Patrick O’Brian was born on 12th December 1914 in Buckinghamshire and was christened Richard Patrick Russ, but changed his name by deed poll to Patrick O’Brian in 1945. He was the eighth of nine children born to a German doctor and his Irish wife. His mother died when he was three and was brought up by his stepmother. O’Brian spent some time as a pilot training with the Royal Navy, but he began to concentrate on his literary career and rumour has it that he was used for intelligence work during World War II.
O’Brian is best known for his Aubrey-Maturin series of novels set in the Royal Navy during the Napoleonic Wars. There are 20 novels in this series, starting with Master and Commander, although a final novel was published posthumously after O’Brian’s death in January 2000.
O’Brian was married twice; the first to Elizabeth Jones and the second to Mary Tolstoy. His second daughter to Elizabeth unfortunately suffered from spina bifida and died in 1942 aged three. After spending a few years in Wales, Patrick and Mary moved to France where he continued writing and also translating French works into English. O’Brian was awarded the inaugural Heywood Hill Literary Prize for his lifetime’s writings and he also received a CBE in 1997.
The Golden Ocean
This is the first novel Patrick O’Brian wrote about the sea, a precursor to the acclaimed Aubrey/Maturin series.
In the year 1740, Commodore (later Admiral) George Anson embarked on a voyage that would become one of the most famous exploits in British naval history. Sailing through poorly charted waters, Anson and his men encountered disaster, disease, and astonishing success. They circumnavigated the globe and seized a nearly incalculable sum of Spanish gold and silver, but only one of the five ships survived.
The protagonist is Peter Palafox, son of a poor Irish parson, who signs on as a midshipman, never before having seen a ship. Together with his lifelong friend Sean, Peter sets out to seek his fortune, embarking upon a journey of danger, disappointment, foreign lands, and excitement.
Blue at the Mizzen
Napoleon has been defeated at Waterloo, and the ensuing peace brings with it both the desertion of nearly half of Captain Aubrey’s crew and the sudden dimming of Aubrey’s career prospects in a peacetime navy.

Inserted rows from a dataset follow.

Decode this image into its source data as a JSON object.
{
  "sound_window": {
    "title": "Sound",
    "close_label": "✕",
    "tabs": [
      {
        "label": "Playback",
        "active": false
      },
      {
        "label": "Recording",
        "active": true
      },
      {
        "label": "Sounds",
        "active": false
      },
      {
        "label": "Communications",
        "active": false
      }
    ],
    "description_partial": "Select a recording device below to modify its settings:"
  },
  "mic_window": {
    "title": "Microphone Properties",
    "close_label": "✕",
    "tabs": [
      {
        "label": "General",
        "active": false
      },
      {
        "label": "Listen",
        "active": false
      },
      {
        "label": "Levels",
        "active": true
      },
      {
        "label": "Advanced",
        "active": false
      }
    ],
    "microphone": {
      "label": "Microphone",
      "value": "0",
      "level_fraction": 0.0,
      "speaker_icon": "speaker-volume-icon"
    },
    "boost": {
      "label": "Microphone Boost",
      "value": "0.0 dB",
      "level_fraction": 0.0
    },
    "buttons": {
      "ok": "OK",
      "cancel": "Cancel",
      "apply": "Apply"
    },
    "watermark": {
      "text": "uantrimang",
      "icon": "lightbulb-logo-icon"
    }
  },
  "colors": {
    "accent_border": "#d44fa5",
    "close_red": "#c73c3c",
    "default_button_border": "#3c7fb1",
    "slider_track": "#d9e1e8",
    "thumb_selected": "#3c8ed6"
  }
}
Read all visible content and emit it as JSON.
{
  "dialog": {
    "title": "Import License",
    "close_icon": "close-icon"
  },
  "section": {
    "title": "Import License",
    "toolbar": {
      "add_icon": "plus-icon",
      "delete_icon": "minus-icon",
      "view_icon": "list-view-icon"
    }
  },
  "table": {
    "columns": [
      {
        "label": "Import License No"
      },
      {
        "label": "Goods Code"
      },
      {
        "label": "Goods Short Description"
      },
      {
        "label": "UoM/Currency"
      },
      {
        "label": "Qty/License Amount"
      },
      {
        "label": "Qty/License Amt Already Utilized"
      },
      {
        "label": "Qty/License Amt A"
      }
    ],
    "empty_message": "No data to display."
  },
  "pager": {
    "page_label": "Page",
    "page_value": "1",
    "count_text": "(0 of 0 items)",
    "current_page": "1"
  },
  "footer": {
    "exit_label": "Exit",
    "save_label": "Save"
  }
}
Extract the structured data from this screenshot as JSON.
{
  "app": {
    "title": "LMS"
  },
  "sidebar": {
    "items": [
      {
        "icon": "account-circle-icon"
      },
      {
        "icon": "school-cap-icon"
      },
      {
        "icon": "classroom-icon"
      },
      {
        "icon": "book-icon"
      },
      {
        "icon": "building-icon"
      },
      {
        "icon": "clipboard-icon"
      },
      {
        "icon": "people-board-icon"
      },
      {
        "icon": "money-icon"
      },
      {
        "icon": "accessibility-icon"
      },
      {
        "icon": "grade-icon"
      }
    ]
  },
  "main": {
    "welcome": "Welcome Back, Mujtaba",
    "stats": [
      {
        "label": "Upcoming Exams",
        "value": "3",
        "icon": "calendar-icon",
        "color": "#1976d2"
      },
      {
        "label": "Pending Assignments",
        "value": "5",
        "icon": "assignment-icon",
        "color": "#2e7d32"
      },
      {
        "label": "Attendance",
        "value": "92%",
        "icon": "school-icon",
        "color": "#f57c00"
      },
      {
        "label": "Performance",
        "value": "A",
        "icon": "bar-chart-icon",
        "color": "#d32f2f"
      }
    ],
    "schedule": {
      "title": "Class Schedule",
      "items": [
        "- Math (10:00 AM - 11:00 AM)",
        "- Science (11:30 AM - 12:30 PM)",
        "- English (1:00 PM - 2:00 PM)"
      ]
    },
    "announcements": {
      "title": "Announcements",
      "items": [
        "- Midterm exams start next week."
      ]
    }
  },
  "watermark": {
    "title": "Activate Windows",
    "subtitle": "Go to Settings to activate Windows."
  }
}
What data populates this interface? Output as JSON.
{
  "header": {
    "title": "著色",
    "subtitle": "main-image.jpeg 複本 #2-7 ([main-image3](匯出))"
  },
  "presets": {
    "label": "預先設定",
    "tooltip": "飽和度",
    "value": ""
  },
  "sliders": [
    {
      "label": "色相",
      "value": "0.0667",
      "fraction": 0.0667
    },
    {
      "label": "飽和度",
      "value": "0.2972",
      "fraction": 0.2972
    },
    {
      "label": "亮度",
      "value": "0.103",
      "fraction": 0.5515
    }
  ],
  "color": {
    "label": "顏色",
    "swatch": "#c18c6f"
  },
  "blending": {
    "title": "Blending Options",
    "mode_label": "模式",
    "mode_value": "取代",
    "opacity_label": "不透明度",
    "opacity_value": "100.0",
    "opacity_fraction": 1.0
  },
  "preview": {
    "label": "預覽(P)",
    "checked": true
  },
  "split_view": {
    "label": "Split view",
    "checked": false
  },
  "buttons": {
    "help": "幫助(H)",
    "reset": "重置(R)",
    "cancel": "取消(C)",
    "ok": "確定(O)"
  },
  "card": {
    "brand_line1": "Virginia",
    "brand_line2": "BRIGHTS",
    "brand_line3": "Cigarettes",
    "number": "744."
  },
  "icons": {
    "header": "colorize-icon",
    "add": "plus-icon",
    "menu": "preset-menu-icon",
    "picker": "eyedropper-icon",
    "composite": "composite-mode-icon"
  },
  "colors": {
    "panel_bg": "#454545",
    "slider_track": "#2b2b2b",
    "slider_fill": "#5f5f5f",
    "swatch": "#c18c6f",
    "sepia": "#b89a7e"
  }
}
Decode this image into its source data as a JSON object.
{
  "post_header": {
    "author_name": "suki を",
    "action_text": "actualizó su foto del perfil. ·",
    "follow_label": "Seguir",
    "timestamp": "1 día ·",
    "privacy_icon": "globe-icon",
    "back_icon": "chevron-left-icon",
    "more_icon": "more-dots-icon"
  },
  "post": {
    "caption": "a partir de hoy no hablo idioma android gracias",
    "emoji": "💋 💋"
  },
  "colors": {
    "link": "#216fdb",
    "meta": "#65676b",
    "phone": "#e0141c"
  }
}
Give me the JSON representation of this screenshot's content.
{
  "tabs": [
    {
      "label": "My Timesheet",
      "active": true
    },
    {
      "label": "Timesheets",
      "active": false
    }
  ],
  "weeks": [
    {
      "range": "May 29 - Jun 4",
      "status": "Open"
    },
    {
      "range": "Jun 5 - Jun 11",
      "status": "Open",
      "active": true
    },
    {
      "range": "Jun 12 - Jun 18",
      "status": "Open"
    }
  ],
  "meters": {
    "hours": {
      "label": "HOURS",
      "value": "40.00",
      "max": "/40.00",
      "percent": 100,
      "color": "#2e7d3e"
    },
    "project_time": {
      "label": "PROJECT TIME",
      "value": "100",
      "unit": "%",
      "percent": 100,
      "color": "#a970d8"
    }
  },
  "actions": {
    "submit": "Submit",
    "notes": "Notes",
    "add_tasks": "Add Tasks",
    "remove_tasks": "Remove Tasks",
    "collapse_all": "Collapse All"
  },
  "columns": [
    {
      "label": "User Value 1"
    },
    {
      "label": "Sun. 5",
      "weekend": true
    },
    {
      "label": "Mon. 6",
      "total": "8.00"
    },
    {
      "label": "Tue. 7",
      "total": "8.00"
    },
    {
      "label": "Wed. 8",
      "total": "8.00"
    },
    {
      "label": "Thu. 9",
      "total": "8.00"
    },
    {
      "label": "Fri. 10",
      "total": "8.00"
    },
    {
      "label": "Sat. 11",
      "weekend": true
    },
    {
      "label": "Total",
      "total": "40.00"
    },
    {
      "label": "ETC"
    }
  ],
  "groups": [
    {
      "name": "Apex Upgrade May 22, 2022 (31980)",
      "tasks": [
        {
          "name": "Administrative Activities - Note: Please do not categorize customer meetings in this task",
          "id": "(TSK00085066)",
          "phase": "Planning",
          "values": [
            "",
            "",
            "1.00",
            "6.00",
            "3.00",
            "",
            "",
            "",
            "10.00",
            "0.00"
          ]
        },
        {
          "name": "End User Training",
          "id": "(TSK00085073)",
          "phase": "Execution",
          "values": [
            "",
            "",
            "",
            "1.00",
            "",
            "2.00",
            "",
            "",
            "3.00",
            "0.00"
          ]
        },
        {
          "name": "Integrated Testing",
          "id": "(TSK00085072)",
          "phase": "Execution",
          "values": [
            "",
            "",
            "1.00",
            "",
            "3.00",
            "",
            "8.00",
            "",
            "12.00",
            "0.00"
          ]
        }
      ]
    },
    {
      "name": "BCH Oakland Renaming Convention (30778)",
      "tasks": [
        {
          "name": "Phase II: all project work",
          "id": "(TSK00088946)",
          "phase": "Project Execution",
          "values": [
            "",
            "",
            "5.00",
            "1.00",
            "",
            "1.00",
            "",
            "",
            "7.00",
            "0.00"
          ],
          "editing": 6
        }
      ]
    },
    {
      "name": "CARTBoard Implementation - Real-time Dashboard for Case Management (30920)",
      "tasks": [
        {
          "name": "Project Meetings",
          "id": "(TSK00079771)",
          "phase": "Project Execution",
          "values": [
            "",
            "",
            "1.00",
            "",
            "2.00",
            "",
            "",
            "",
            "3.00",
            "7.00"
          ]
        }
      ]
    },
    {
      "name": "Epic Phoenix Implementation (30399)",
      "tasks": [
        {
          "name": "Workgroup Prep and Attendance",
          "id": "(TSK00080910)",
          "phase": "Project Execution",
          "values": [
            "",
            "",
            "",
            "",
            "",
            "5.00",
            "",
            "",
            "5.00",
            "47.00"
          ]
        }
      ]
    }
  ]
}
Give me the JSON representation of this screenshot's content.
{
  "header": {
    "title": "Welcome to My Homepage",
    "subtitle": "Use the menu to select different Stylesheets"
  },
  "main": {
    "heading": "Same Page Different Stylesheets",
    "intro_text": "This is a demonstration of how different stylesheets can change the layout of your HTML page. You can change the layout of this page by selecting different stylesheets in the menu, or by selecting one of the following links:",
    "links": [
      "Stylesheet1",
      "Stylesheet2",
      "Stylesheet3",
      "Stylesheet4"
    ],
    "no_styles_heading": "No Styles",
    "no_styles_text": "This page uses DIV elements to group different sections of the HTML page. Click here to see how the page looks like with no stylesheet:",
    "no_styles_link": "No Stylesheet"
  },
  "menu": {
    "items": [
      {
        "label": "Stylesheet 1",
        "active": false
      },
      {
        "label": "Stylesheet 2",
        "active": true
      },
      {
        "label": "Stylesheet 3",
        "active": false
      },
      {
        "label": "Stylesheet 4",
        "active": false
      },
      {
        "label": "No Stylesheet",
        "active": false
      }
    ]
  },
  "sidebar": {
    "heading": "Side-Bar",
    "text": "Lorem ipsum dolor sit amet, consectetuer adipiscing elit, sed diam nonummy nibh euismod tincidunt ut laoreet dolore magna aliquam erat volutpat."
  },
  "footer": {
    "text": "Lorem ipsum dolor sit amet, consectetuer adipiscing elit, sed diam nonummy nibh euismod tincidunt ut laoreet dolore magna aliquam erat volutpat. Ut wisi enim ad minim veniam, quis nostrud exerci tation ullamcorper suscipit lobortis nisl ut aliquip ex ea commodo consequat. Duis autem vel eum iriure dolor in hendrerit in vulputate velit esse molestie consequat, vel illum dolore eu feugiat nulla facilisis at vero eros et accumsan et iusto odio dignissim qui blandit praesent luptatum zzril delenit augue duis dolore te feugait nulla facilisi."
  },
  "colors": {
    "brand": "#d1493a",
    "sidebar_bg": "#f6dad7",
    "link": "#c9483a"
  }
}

When the Surprise is nearly sunk on her way to South America—where Aubrey and Stephen Maturin are to help Chile assert her independence from Spain—the delay occasioned by repairs reaps a harvest of strange consequences. The South American expedition is a desperate affair; and in the end Jack’s bold initiative to strike at the vastly superior Spanish fleet precipitates a spectacular naval action that will determine both Chile’s fate and his own.
This is the seventeenth novel in the Aubrey/Maturin series, which have been described as “the best historical novels ever written.”
Having survived a long and desperate adventure in the Great South Sea, Captain Jack Aubrey and Stephen Maturin return to England to very different circumstances. For Jack it is a happy homecoming, at least initially, but for Stephen it is disastrous: his little daughter appears to be autistic, incapable of speech or contact, while his wife, Diana, unable to bear this situation, has disappeared, her house being looked after by the widowed Clarissa Oakes.
Much of The Commodore takes place on land, in sitting rooms and in draughty castles, but the roar of the great guns is never far from our hearing. Aubrey and Maturin are sent on a bizarre decoy mission to the fever-ridden lagoons of the Gulf of Guinea to suppress the slave trade. But their ultimate destination is Ireland, where the French are mounting an invasion that will test Aubrey’s seamanship and Maturin’s resourcefulness as a secret intelligence agent.